- Assignment
Return each entry word for word. Leave the images out.

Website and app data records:
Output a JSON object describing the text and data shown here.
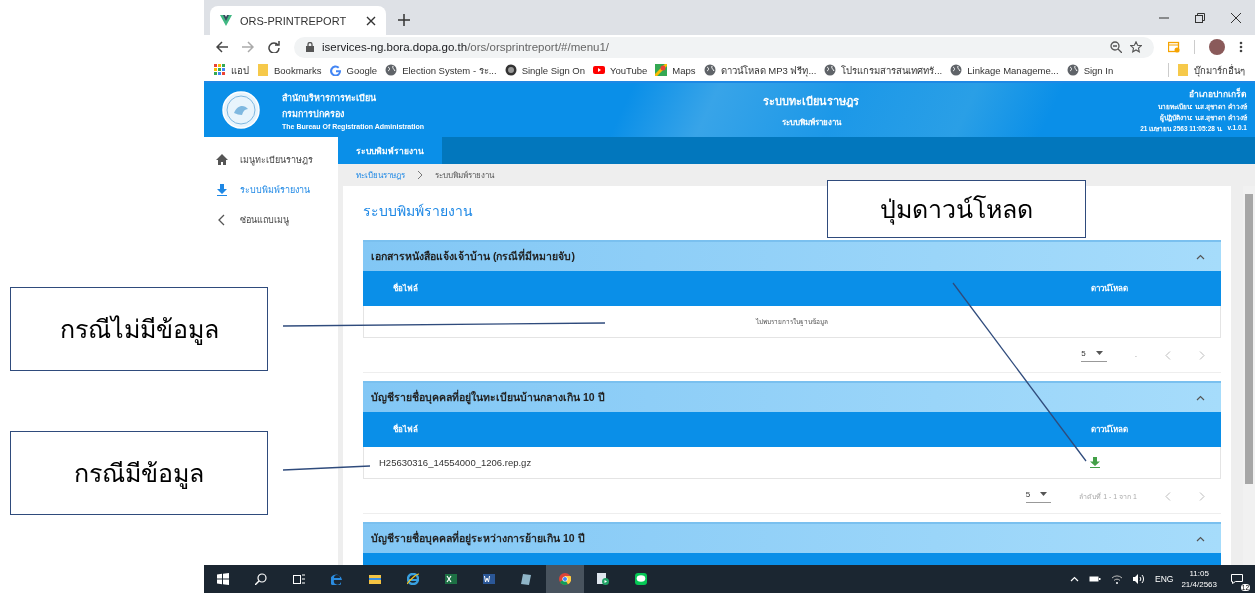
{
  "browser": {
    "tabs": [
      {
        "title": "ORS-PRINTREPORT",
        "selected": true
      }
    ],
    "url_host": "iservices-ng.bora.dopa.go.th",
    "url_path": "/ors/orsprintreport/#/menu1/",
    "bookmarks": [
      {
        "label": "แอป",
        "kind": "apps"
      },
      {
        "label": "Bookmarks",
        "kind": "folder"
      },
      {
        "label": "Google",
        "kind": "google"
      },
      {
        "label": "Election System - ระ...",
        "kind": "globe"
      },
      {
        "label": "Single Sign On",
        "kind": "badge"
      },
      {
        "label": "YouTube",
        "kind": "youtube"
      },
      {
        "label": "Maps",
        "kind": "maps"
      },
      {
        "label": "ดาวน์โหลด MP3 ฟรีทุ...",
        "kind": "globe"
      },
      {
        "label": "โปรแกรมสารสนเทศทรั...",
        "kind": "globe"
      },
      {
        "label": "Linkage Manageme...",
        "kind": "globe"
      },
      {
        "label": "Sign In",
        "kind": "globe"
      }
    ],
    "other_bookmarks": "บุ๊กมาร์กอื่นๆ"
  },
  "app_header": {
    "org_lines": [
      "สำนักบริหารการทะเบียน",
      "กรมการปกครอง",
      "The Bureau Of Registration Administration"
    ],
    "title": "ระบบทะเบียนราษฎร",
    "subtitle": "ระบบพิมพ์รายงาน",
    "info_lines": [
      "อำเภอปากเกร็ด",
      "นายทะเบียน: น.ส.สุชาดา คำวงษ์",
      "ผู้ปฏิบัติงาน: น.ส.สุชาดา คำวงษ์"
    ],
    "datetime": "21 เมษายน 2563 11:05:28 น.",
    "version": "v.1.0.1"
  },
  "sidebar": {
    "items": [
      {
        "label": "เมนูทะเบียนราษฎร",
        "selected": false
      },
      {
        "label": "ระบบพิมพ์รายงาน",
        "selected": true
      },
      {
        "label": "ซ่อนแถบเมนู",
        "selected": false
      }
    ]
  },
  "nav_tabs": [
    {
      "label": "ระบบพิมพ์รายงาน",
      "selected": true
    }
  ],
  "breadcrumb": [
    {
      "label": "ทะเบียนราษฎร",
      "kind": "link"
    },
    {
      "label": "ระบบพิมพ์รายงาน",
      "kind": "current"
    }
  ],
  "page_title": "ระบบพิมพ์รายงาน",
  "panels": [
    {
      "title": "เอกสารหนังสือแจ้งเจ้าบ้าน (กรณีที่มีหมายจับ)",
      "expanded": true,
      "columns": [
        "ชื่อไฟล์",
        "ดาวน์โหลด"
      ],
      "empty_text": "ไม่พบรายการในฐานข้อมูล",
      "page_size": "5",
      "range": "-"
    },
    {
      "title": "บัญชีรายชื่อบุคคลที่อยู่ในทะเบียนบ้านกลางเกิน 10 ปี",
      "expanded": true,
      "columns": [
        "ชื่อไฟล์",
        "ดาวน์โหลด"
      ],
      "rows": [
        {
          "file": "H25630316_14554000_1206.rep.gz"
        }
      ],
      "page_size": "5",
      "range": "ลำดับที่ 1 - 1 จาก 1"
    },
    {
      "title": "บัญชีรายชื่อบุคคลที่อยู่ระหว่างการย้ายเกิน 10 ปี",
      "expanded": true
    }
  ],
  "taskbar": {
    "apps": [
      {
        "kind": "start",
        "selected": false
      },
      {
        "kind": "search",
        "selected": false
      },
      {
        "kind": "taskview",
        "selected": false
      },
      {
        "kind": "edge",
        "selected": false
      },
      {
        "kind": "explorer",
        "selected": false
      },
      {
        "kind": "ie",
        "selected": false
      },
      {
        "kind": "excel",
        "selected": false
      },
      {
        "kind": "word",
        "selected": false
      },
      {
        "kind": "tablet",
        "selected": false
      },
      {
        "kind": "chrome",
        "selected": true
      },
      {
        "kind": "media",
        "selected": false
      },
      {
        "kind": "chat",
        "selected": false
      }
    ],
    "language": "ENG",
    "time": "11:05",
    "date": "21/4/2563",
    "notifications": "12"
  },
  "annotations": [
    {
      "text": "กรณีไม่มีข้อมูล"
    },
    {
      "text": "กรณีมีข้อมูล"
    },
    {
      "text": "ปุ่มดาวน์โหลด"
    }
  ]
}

- Response
Output a JSON object describing the text and data shown here.
{
  "browser": {
    "tabs": [
      {
        "title": "ORS-PRINTREPORT",
        "selected": true
      }
    ],
    "url_host": "iservices-ng.bora.dopa.go.th",
    "url_path": "/ors/orsprintreport/#/menu1/",
    "bookmarks": [
      {
        "label": "แอป",
        "kind": "apps"
      },
      {
        "label": "Bookmarks",
        "kind": "folder"
      },
      {
        "label": "Google",
        "kind": "google"
      },
      {
        "label": "Election System - ระ...",
        "kind": "globe"
      },
      {
        "label": "Single Sign On",
        "kind": "badge"
      },
      {
        "label": "YouTube",
        "kind": "youtube"
      },
      {
        "label": "Maps",
        "kind": "maps"
      },
      {
        "label": "ดาวน์โหลด MP3 ฟรีทุ...",
        "kind": "globe"
      },
      {
        "label": "โปรแกรมสารสนเทศทรั...",
        "kind": "globe"
      },
      {
        "label": "Linkage Manageme...",
        "kind": "globe"
      },
      {
        "label": "Sign In",
        "kind": "globe"
      }
    ],
    "other_bookmarks": "บุ๊กมาร์กอื่นๆ"
  },
  "app_header": {
    "org_lines": [
      "สำนักบริหารการทะเบียน",
      "กรมการปกครอง",
      "The Bureau Of Registration Administration"
    ],
    "title": "ระบบทะเบียนราษฎร",
    "subtitle": "ระบบพิมพ์รายงาน",
    "info_lines": [
      "อำเภอปากเกร็ด",
      "นายทะเบียน: น.ส.สุชาดา คำวงษ์",
      "ผู้ปฏิบัติงาน: น.ส.สุชาดา คำวงษ์"
    ],
    "datetime": "21 เมษายน 2563 11:05:28 น.",
    "version": "v.1.0.1"
  },
  "sidebar": {
    "items": [
      {
        "label": "เมนูทะเบียนราษฎร",
        "selected": false
      },
      {
        "label": "ระบบพิมพ์รายงาน",
        "selected": true
      },
      {
        "label": "ซ่อนแถบเมนู",
        "selected": false
      }
    ]
  },
  "nav_tabs": [
    {
      "label": "ระบบพิมพ์รายงาน",
      "selected": true
    }
  ],
  "breadcrumb": [
    {
      "label": "ทะเบียนราษฎร",
      "kind": "link"
    },
    {
      "label": "ระบบพิมพ์รายงาน",
      "kind": "current"
    }
  ],
  "page_title": "ระบบพิมพ์รายงาน",
  "panels": [
    {
      "title": "เอกสารหนังสือแจ้งเจ้าบ้าน (กรณีที่มีหมายจับ)",
      "expanded": true,
      "columns": [
        "ชื่อไฟล์",
        "ดาวน์โหลด"
      ],
      "empty_text": "ไม่พบรายการในฐานข้อมูล",
      "page_size": "5",
      "range": "-"
    },
    {
      "title": "บัญชีรายชื่อบุคคลที่อยู่ในทะเบียนบ้านกลางเกิน 10 ปี",
      "expanded": true,
      "columns": [
        "ชื่อไฟล์",
        "ดาวน์โหลด"
      ],
      "rows": [
        {
          "file": "H25630316_14554000_1206.rep.gz"
        }
      ],
      "page_size": "5",
      "range": "ลำดับที่ 1 - 1 จาก 1"
    },
    {
      "title": "บัญชีรายชื่อบุคคลที่อยู่ระหว่างการย้ายเกิน 10 ปี",
      "expanded": true
    }
  ],
  "taskbar": {
    "apps": [
      {
        "kind": "start",
        "selected": false
      },
      {
        "kind": "search",
        "selected": false
      },
      {
        "kind": "taskview",
        "selected": false
      },
      {
        "kind": "edge",
        "selected": false
      },
      {
        "kind": "explorer",
        "selected": false
      },
      {
        "kind": "ie",
        "selected": false
      },
      {
        "kind": "excel",
        "selected": false
      },
      {
        "kind": "word",
        "selected": false
      },
      {
        "kind": "tablet",
        "selected": false
      },
      {
        "kind": "chrome",
        "selected": true
      },
      {
        "kind": "media",
        "selected": false
      },
      {
        "kind": "chat",
        "selected": false
      }
    ],
    "language": "ENG",
    "time": "11:05",
    "date": "21/4/2563",
    "notifications": "12"
  },
  "annotations": [
    {
      "text": "กรณีไม่มีข้อมูล"
    },
    {
      "text": "กรณีมีข้อมูล"
    },
    {
      "text": "ปุ่มดาวน์โหลด"
    }
  ]
}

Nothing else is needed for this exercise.